I can still remember when I first heard that Betty Ford had breast cancer. It was 1974 and I had already lost two members of my family to the disease at that point. But when we talked about their deaths, we rarely used the words "breast cancer;" the disease was still something you mentioned only in hushed tones.
Betty Ford changed all that by talking openly and honestly about breast cancer and then later about her own addictions to pills and alcohol. She went on to start the Betty Ford Center, where she helped thousands restart their lives.
I started getting annual mammograms in my mid-40s not long after my mother was diagnosed with cancer in both breasts. As a medical writer, I knew that there was little connection between my mother's postmenopausal cancer and my own chances of getting the disease in my 40s. But I needed the reassurance that all was well and my doctor was happy to order the screening based on then-current accepted recommendations.

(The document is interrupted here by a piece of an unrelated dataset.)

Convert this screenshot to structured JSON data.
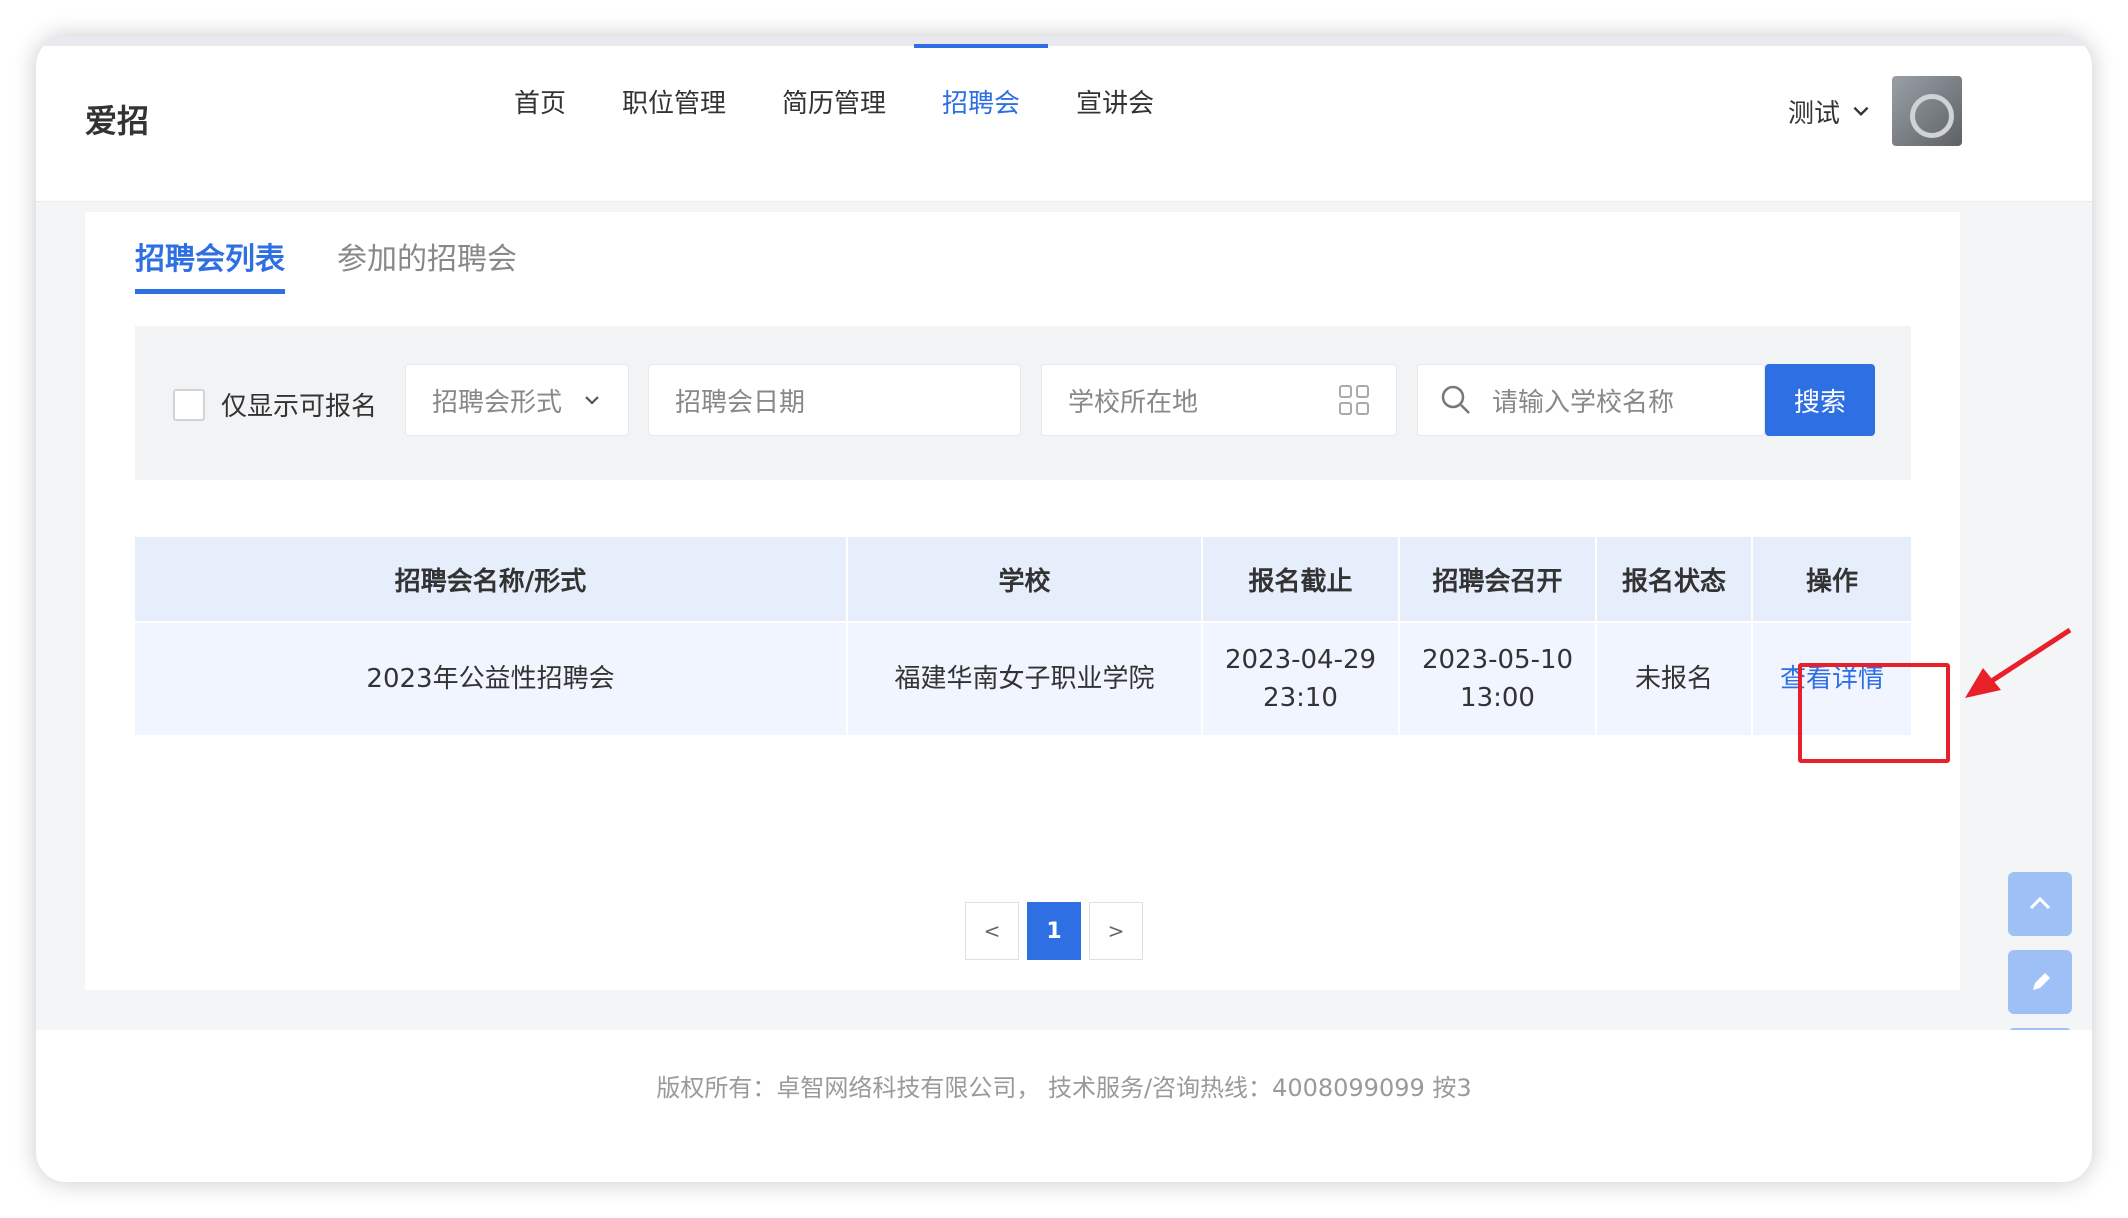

You no doubt know by now that not all breast cancers are alike, which is why some women seem to bounce back from the disease like nothing ever happened, while others die of it. One of the deadliest types is called "triple negative" breast cancer, and some new research sheds light on who is most at risk.
A few years ago, advocates for breast cancer research and prevention were thrilled by the news that incidence of the disease appeared to be on the decline. Between 2002 and 2003, the rate about non-Hispanic white women in this country dropped an astonishing 7 percent. But what happened next?
If you're going through the menopausal transition, you probably don't have many nice things to say about hot flashes. A new study could change your mind. Researchers at the Fred Hutchinson Cancer Research Center in Seattle have found that women who have the most intense hot flashes are 40 to 60 percent less likely to get the two most common types of breast cancer, invasive ductal and invasive lobular carcinoma.
I'm fascinated by recent press coverage of Dr. Marisa Weiss, an oncologist and founder of breastcancer.org who was herself diagnosed with (and successfully treated for) breast cancer last year. Here are ten things she personally does to stay healthy.
If you're a woman, you absolutely have to listen to this NPR radio interview with Dr. Marisa Weiss, a breast cancer oncologist who was herself diagnosed with breast cancer last year (men should hear it too, but for women it's a must).